(Recorded data)
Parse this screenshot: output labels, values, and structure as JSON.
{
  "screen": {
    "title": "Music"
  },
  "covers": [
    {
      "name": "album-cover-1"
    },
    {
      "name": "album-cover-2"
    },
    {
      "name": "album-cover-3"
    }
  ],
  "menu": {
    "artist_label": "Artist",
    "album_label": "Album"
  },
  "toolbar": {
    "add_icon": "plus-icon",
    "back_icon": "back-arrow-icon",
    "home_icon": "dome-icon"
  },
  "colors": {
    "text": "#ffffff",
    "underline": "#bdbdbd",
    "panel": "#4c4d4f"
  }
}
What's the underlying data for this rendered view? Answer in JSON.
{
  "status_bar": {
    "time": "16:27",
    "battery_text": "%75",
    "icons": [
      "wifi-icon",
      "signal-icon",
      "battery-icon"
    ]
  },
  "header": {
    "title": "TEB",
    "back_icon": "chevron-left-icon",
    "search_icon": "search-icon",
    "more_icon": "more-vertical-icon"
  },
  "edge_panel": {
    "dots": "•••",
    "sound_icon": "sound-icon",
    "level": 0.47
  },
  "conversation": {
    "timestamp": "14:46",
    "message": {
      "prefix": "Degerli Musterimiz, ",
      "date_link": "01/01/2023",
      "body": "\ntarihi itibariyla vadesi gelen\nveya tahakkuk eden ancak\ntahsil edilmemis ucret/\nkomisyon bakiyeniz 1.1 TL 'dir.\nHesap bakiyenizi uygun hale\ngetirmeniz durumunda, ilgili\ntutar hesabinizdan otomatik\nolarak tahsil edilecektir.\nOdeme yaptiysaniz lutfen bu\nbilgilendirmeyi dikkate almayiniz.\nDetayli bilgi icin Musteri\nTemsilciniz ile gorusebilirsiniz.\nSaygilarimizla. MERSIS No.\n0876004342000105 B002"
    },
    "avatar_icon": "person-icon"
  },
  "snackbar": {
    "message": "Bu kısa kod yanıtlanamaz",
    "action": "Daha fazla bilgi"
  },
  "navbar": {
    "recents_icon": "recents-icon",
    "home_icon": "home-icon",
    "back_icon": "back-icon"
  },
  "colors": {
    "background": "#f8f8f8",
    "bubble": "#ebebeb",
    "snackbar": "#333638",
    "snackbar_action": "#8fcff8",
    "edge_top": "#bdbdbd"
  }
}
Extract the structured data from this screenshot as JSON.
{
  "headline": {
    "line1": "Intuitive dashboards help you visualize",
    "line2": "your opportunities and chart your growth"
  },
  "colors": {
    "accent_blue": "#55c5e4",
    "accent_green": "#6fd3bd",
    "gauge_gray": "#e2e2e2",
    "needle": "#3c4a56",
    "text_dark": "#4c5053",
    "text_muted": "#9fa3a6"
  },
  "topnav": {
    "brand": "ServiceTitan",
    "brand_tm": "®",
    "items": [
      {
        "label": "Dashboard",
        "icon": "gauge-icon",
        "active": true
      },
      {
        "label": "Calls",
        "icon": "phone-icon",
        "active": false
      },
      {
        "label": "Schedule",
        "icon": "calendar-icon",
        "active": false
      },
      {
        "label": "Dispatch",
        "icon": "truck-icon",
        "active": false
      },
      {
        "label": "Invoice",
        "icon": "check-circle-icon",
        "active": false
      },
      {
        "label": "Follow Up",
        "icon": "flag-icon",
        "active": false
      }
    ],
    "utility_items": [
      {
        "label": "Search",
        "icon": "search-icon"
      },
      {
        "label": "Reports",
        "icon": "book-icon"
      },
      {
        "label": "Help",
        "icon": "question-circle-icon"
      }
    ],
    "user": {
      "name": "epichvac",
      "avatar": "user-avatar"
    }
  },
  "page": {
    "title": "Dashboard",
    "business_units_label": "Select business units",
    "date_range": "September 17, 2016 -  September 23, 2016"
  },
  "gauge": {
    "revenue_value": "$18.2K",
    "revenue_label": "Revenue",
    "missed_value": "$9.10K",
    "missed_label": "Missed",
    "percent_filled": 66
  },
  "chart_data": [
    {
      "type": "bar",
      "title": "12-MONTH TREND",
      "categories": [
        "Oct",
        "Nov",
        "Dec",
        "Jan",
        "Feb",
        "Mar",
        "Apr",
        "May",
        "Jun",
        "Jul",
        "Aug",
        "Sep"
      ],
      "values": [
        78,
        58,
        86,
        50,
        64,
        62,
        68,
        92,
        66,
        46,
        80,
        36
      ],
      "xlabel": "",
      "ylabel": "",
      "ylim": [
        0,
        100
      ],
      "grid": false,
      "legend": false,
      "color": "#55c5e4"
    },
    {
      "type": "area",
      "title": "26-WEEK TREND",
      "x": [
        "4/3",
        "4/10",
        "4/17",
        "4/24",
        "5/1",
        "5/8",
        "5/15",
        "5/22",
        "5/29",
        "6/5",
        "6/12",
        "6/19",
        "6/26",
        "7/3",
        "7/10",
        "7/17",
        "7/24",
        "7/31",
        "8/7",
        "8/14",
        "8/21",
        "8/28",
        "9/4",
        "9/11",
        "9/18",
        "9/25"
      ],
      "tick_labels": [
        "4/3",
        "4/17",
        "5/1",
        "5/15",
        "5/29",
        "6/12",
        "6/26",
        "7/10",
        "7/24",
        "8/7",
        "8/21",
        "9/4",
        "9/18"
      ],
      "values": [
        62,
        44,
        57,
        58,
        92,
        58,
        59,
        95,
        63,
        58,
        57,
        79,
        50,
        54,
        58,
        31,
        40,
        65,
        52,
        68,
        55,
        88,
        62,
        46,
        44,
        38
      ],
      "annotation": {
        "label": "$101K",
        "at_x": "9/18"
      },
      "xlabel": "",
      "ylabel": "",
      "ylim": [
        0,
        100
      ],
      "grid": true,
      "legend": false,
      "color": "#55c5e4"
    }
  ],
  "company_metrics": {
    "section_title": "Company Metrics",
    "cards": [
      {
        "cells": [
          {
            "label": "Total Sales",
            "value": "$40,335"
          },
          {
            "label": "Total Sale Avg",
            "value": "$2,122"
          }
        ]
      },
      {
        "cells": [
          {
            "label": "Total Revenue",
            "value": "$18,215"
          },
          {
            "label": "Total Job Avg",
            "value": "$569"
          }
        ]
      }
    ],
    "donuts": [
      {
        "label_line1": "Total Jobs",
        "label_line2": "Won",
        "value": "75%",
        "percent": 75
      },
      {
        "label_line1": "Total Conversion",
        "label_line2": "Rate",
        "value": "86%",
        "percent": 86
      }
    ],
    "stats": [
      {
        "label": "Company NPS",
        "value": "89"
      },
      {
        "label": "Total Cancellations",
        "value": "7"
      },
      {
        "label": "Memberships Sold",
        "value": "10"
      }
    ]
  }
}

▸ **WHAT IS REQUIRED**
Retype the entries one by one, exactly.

▸ **EXERCISE RESULT**
Parse this screenshot: output labels, values, and structure as JSON.
{
  "screen": {
    "title": "Music"
  },
  "covers": [
    {
      "name": "album-cover-1"
    },
    {
      "name": "album-cover-2"
    },
    {
      "name": "album-cover-3"
    }
  ],
  "menu": {
    "artist_label": "Artist",
    "album_label": "Album"
  },
  "toolbar": {
    "add_icon": "plus-icon",
    "back_icon": "back-arrow-icon",
    "home_icon": "dome-icon"
  },
  "colors": {
    "text": "#ffffff",
    "underline": "#bdbdbd",
    "panel": "#4c4d4f"
  }
}
What's the underlying data for this rendered view? Answer in JSON.
{
  "status_bar": {
    "time": "16:27",
    "battery_text": "%75",
    "icons": [
      "wifi-icon",
      "signal-icon",
      "battery-icon"
    ]
  },
  "header": {
    "title": "TEB",
    "back_icon": "chevron-left-icon",
    "search_icon": "search-icon",
    "more_icon": "more-vertical-icon"
  },
  "edge_panel": {
    "dots": "•••",
    "sound_icon": "sound-icon",
    "level": 0.47
  },
  "conversation": {
    "timestamp": "14:46",
    "message": {
      "prefix": "Degerli Musterimiz, ",
      "date_link": "01/01/2023",
      "body": "\ntarihi itibariyla vadesi gelen\nveya tahakkuk eden ancak\ntahsil edilmemis ucret/\nkomisyon bakiyeniz 1.1 TL 'dir.\nHesap bakiyenizi uygun hale\ngetirmeniz durumunda, ilgili\ntutar hesabinizdan otomatik\nolarak tahsil edilecektir.\nOdeme yaptiysaniz lutfen bu\nbilgilendirmeyi dikkate almayiniz.\nDetayli bilgi icin Musteri\nTemsilciniz ile gorusebilirsiniz.\nSaygilarimizla. MERSIS No.\n0876004342000105 B002"
    },
    "avatar_icon": "person-icon"
  },
  "snackbar": {
    "message": "Bu kısa kod yanıtlanamaz",
    "action": "Daha fazla bilgi"
  },
  "navbar": {
    "recents_icon": "recents-icon",
    "home_icon": "home-icon",
    "back_icon": "back-icon"
  },
  "colors": {
    "background": "#f8f8f8",
    "bubble": "#ebebeb",
    "snackbar": "#333638",
    "snackbar_action": "#8fcff8",
    "edge_top": "#bdbdbd"
  }
}
Extract the structured data from this screenshot as JSON.
{
  "headline": {
    "line1": "Intuitive dashboards help you visualize",
    "line2": "your opportunities and chart your growth"
  },
  "colors": {
    "accent_blue": "#55c5e4",
    "accent_green": "#6fd3bd",
    "gauge_gray": "#e2e2e2",
    "needle": "#3c4a56",
    "text_dark": "#4c5053",
    "text_muted": "#9fa3a6"
  },
  "topnav": {
    "brand": "ServiceTitan",
    "brand_tm": "®",
    "items": [
      {
        "label": "Dashboard",
        "icon": "gauge-icon",
        "active": true
      },
      {
        "label": "Calls",
        "icon": "phone-icon",
        "active": false
      },
      {
        "label": "Schedule",
        "icon": "calendar-icon",
        "active": false
      },
      {
        "label": "Dispatch",
        "icon": "truck-icon",
        "active": false
      },
      {
        "label": "Invoice",
        "icon": "check-circle-icon",
        "active": false
      },
      {
        "label": "Follow Up",
        "icon": "flag-icon",
        "active": false
      }
    ],
    "utility_items": [
      {
        "label": "Search",
        "icon": "search-icon"
      },
      {
        "label": "Reports",
        "icon": "book-icon"
      },
      {
        "label": "Help",
        "icon": "question-circle-icon"
      }
    ],
    "user": {
      "name": "epichvac",
      "avatar": "user-avatar"
    }
  },
  "page": {
    "title": "Dashboard",
    "business_units_label": "Select business units",
    "date_range": "September 17, 2016 -  September 23, 2016"
  },
  "gauge": {
    "revenue_value": "$18.2K",
    "revenue_label": "Revenue",
    "missed_value": "$9.10K",
    "missed_label": "Missed",
    "percent_filled": 66
  },
  "chart_data": [
    {
      "type": "bar",
      "title": "12-MONTH TREND",
      "categories": [
        "Oct",
        "Nov",
        "Dec",
        "Jan",
        "Feb",
        "Mar",
        "Apr",
        "May",
        "Jun",
        "Jul",
        "Aug",
        "Sep"
      ],
      "values": [
        78,
        58,
        86,
        50,
        64,
        62,
        68,
        92,
        66,
        46,
        80,
        36
      ],
      "xlabel": "",
      "ylabel": "",
      "ylim": [
        0,
        100
      ],
      "grid": false,
      "legend": false,
      "color": "#55c5e4"
    },
    {
      "type": "area",
      "title": "26-WEEK TREND",
      "x": [
        "4/3",
        "4/10",
        "4/17",
        "4/24",
        "5/1",
        "5/8",
        "5/15",
        "5/22",
        "5/29",
        "6/5",
        "6/12",
        "6/19",
        "6/26",
        "7/3",
        "7/10",
        "7/17",
        "7/24",
        "7/31",
        "8/7",
        "8/14",
        "8/21",
        "8/28",
        "9/4",
        "9/11",
        "9/18",
        "9/25"
      ],
      "tick_labels": [
        "4/3",
        "4/17",
        "5/1",
        "5/15",
        "5/29",
        "6/12",
        "6/26",
        "7/10",
        "7/24",
        "8/7",
        "8/21",
        "9/4",
        "9/18"
      ],
      "values": [
        62,
        44,
        57,
        58,
        92,
        58,
        59,
        95,
        63,
        58,
        57,
        79,
        50,
        54,
        58,
        31,
        40,
        65,
        52,
        68,
        55,
        88,
        62,
        46,
        44,
        38
      ],
      "annotation": {
        "label": "$101K",
        "at_x": "9/18"
      },
      "xlabel": "",
      "ylabel": "",
      "ylim": [
        0,
        100
      ],
      "grid": true,
      "legend": false,
      "color": "#55c5e4"
    }
  ],
  "company_metrics": {
    "section_title": "Company Metrics",
    "cards": [
      {
        "cells": [
          {
            "label": "Total Sales",
            "value": "$40,335"
          },
          {
            "label": "Total Sale Avg",
            "value": "$2,122"
          }
        ]
      },
      {
        "cells": [
          {
            "label": "Total Revenue",
            "value": "$18,215"
          },
          {
            "label": "Total Job Avg",
            "value": "$569"
          }
        ]
      }
    ],
    "donuts": [
      {
        "label_line1": "Total Jobs",
        "label_line2": "Won",
        "value": "75%",
        "percent": 75
      },
      {
        "label_line1": "Total Conversion",
        "label_line2": "Rate",
        "value": "86%",
        "percent": 86
      }
    ],
    "stats": [
      {
        "label": "Company NPS",
        "value": "89"
      },
      {
        "label": "Total Cancellations",
        "value": "7"
      },
      {
        "label": "Memberships Sold",
        "value": "10"
      }
    ]
  }
}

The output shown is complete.